2014 Annual Conference

January 15-19, 2014 I Grand Hyatt San Antonio I San Antonio, TX

The Long-Term Costs of Caring: How Caring for An Aging Parent Impacts Income and Wealth Over Time

Friday, January 17, 2014
HBG Convention Center, Bridge Hall Street Level (San Antonio, TX)
* noted as presenting author
Jennifer C. Greenfield, PhD, Assistant Professor, University of Denver, Denver, CO
Purpose: Informal caregivers are the backbone of the long-term care system in the United States, and reliance on informal care is growing. Unfortunately, not much is known about the financial impacts of the caregiving experience, especially long-term. Some evidence suggests that caregivers may experience lost wages, forgone promotions, and other costs as a result of their caregiving responsibilities. Research on the financial implications of caregiving have been largely cross-sectional, however, and often use data that is not nationally representative. The purpose of this study was to examine how caregivers’ income and wealth are impacted by the experience of providing care to an aging parent over time, using longitudinal, nationally representative data.

Methods: Latent growth curve modeling was used to analyze data from six waves of the Health and Retirement Study (1998-2008). Starting with an initial sample of 3107 respondents, aged 51-67, who were not serving as caregivers but who had at least one living parent, income and wealth trajectories were examined separately to test whether caregiving was negatively associated with trajectories over time. Covariates included age, race, gender, education, marital status and self-reported health.

Results: Findings suggest that while caregiving does not have a negative impact for everyone, it is associated with lower income trajectories for at least 15% of respondents, and has marginal significance for an even larger group.
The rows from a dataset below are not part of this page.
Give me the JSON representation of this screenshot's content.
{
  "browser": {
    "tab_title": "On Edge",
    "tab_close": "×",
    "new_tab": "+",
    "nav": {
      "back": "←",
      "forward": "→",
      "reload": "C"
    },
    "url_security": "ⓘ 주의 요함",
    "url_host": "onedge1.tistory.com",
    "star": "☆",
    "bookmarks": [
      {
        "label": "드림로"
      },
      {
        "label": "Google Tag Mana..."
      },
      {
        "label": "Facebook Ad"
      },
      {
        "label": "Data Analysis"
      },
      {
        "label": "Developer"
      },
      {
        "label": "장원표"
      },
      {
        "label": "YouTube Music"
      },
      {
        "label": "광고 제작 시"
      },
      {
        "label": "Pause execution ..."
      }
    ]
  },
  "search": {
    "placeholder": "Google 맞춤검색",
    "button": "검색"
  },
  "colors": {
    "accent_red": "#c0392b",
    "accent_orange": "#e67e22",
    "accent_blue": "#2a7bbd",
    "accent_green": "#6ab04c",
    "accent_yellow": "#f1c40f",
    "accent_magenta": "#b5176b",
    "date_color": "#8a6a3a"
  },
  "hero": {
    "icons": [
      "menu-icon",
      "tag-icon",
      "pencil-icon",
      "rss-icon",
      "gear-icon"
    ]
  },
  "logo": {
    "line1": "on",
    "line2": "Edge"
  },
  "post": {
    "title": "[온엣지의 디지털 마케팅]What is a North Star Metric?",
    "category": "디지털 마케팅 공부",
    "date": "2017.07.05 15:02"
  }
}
Interestingly, caregiving also had an impact on wealth, but only for a very small group (4.3% of respondents). Among those impacted by caregiving, being single, widowed or divorced is negatively associated with income trajectories, and race and education are also significant predictors of membership in this affected group.  Race and education were also predictors of membership in the group for whom caregiving had a negative impact on wealth. As expected, declining health was also associated with lower income and wealth trajectories.

Implications: The results suggest that while not everyone who provides care for an aging parent experiences lost income and wealth, some do – and, importantly, caregiving may exacerbate financial insecurity among already vulnerable groups. The impact of lost income has the potential not only to affect caregivers in the present, but may also have long-term impacts on retirement preparation, since lower income leads to lower contributions to Social Security, and, for some, negatively impacts other savings. Future policy reforms should prioritize supports for vulnerable caregivers, since they are most likely to suffer long-term, negative financial consequences from their caregiving experience.